CAT | Personal Privacy
The Importance of Privacy & The Power of Anonymizers: A Talk With Lance Cottrell From Ntrepid — The Social Network Station A recent interview I did, talking about data anonymization and mobile device privacy. Lance Cottrell is the Founder and Chief Scientist of Anonymizer. Follow me on Facebook, Twitter, and Google+.
The latest leaked messages to blow up in someone’s face are some emails from Evan Spiegel, the CEO of Snapchat. These were incredibly sexist emails sent while he was in college at Stanford organizing fraternity parties.
These emails are like racist rants, homophobic tweets, and pictures of your “junk”. They are all trouble waiting to happen, and there is always a risk that they will crop up and bite you when you least expect it. If you have ever shared any potentially damaging messages, documents, photos, or whatever then you are at risk if anyone in possession of them is angry, board, or in search of attention.
Even if it only ever lives on your computer, you are vulnerable to hackers breaking in and stealing it, or to someone getting your old poorly erased second hand computer.
This falls in to the “if it exists it will leak” rant that I seem to be having to repeat a lot lately. The first rule of privacy is: think before you write (or talk, or take a picture, or do something stupid). Always assume that anything will leak, will be kept, will be recorded, will be shared. Even when you are “young and stupid” try to keep a thought for how that thing would be seen in ten years when you are in a very different position. Of course, ideally you are not sexist, racist, homophobic, or stupid in the first place.
We have seen interesting experiments and studies where researchers have looked at what people are willing to pay to protect their privacy.
This then would be the opposite experiment. A company called Datacoup is offering people $8 per month to give them access to all of their social media accounts, and information on their credit and debit card transactions.
You certainly can’t fault them for being covert about their intentions. They are saying very directly what they want and offering a clear quid pro quo.
I don’t think I will be a customer, but it will be very interesting to see if they can find a meaningful number of people willing to make this deal.
UPDATE: According to Errata security the NBC story about the hacking in Sochi total BS. Evidently: They were in Moscow, not Sochi. The hack was from sites they visited, not based on their location. They intentionally downloaded malware to their Android phone. So, as a traveler you are still at risk, and my advice still stands, but evidently the environment is not nearly as hostile as reported.

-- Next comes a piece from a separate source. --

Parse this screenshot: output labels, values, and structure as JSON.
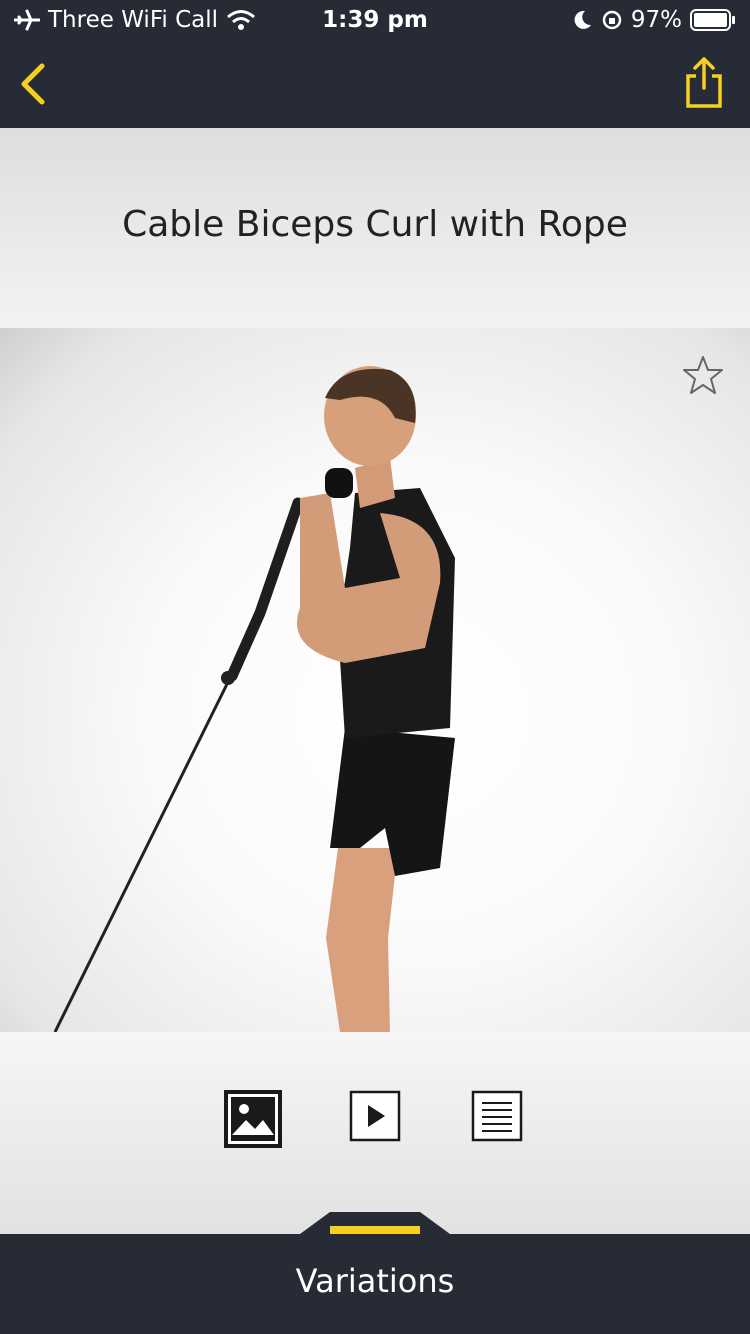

According to an NBC report, the hacking environment at Sochi is really fierce. After firing up a couple of computers at a cafe, they were both attacked within a minute, and within a day, both had been thoroughly compromised.
While you are vulnerable anywhere you use the Internet, it appears that attackers are out in force looking for unwary tourists enjoying the olympics.
Make sure you take precautions when you travel, especially to major events like the Sochi Olympics.
- Enable whole disk encryption on your laptop (FileVault for Mac and TrueCrypt for Windows), and always power off your computer when you are done, rather than just putting it to sleep.
- Turn off all running applications before you connect to any network, particularly email. That will minimize the number of connections your computer tries to make as soon as it gets connectivity.
- Enable a VPN like Anonymizer Universal the moment you have Internet connectivity, and use it 100% of the time.
- If you can, use a clean computer with a freshly installed operating system.
- Set up a new Email account which you will only use during the trip. Do not access your real email accounts.
- Any technology you can leave behind should be left back at home.
This is refreshing. Some evidence that most people ARE actually willing to pay for privacy. If the market shows that this is a winner, we might start to see more privacy protecting applications and services.
The real question is whether invading your privacy generate more revenue than what we are willing to pay to be protected.